When it comes to compliance with authorities, Apple has certainly found itself on the wrong end in the past. This is mostly because of its strict privacy policies that even prevent the company from scanning its own devices. Well, that is about to slightly change as the company plans to start scanning photos stored on iPhones and iCloud for child abuse imagery.
As reported first by the Financial Times, this new system is designed to help law enforcement in criminal investigations. However, it is expected that it could open the gateway to increased legal and government demands for user data.
Dubbed neuralMatch, this new system will “proactively alter a team of human reviewers if it believes illegal imagery is detected, who would then contact law enforcement if the material can be verified.” The software was trained using 200,000 images from the USA’s National Center for Missing & Exploited Children. For that, it will initially roll out in the U.S. as it compares images to a database of known images of child sexual abuse.

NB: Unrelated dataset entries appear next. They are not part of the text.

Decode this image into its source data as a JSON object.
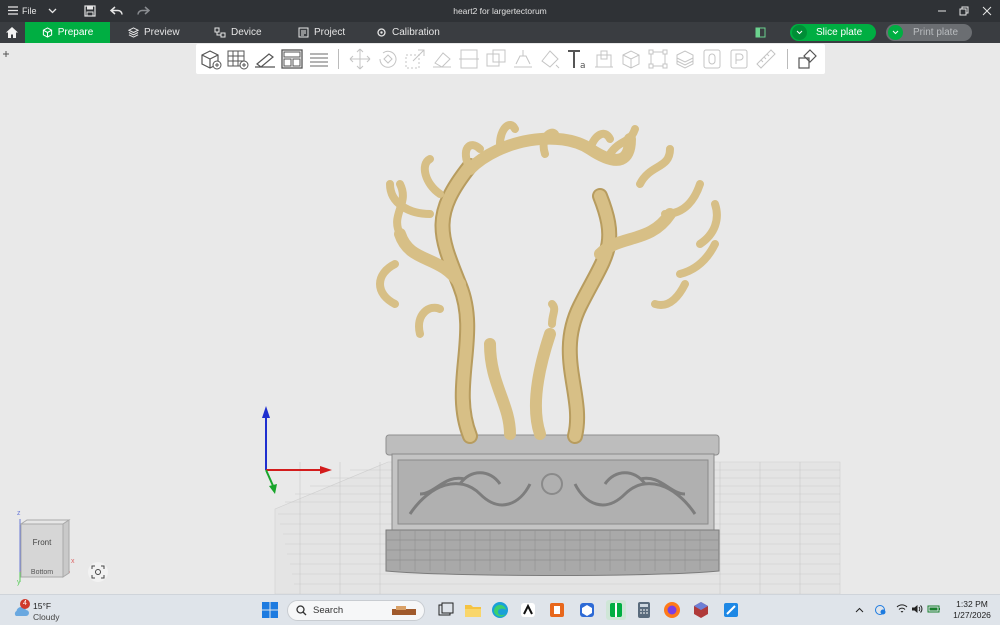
{
  "titlebar": {
    "file_label": "File",
    "window_title": "heart2 for largertectorum"
  },
  "tabs": [
    {
      "label": "Prepare",
      "icon": "cube-icon",
      "active": true
    },
    {
      "label": "Preview",
      "icon": "layers-icon",
      "active": false
    },
    {
      "label": "Device",
      "icon": "device-icon",
      "active": false
    },
    {
      "label": "Project",
      "icon": "project-icon",
      "active": false
    },
    {
      "label": "Calibration",
      "icon": "calibration-icon",
      "active": false
    }
  ],
  "actions": {
    "slice_label": "Slice plate",
    "print_label": "Print plate",
    "accent": "#00ae42"
  },
  "toolbar_icons": [
    "add-object-icon",
    "add-plate-icon",
    "auto-orient-icon",
    "arrange-icon",
    "split-layers-icon",
    "move-icon",
    "rotate-icon",
    "scale-icon",
    "lay-on-face-icon",
    "cut-icon",
    "boolean-icon",
    "support-paint-icon",
    "color-paint-icon",
    "text-icon",
    "emboss-icon",
    "assembly-icon",
    "measure-frame-icon",
    "variable-layer-icon",
    "seam-icon",
    "mmu-icon",
    "ruler-icon",
    "assemble-view-icon"
  ],
  "viewcube": {
    "face_label": "Front",
    "bottom_label": "Bottom",
    "axis_x": "x",
    "axis_y": "y",
    "axis_z": "z"
  },
  "model": {
    "color": "#d7bf86",
    "base_color": "#b9b9b9"
  },
  "taskbar": {
    "weather_temp": "15°F",
    "weather_desc": "Cloudy",
    "weather_badge": "4",
    "search_label": "Search",
    "time": "1:32 PM",
    "date": "1/27/2026"
  }
}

The firm already scans files stored on iCloud against known child abuse imagery. But neuralMatch would take the step further allowing access to local storage.
This development follows a period when Apple has famously stood up to federal authorities explaining that its privacy rules are unbreakable. This includes saying a no to the FBI in 2015 when they wanted the iPhone-maker to build a backdoor into iOS to access an iPhone belonging to a suspect.

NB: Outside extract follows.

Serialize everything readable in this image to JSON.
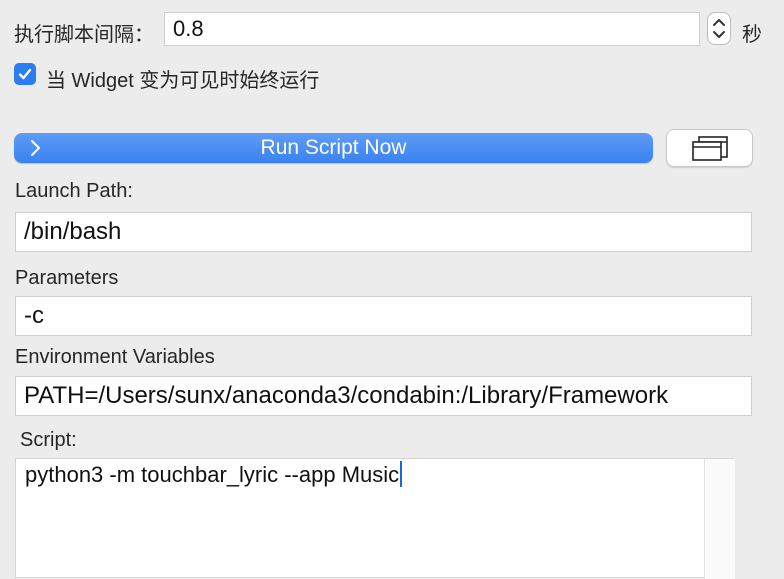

So, this will probably mend the torn bridges between the FBI and Apple…maybe.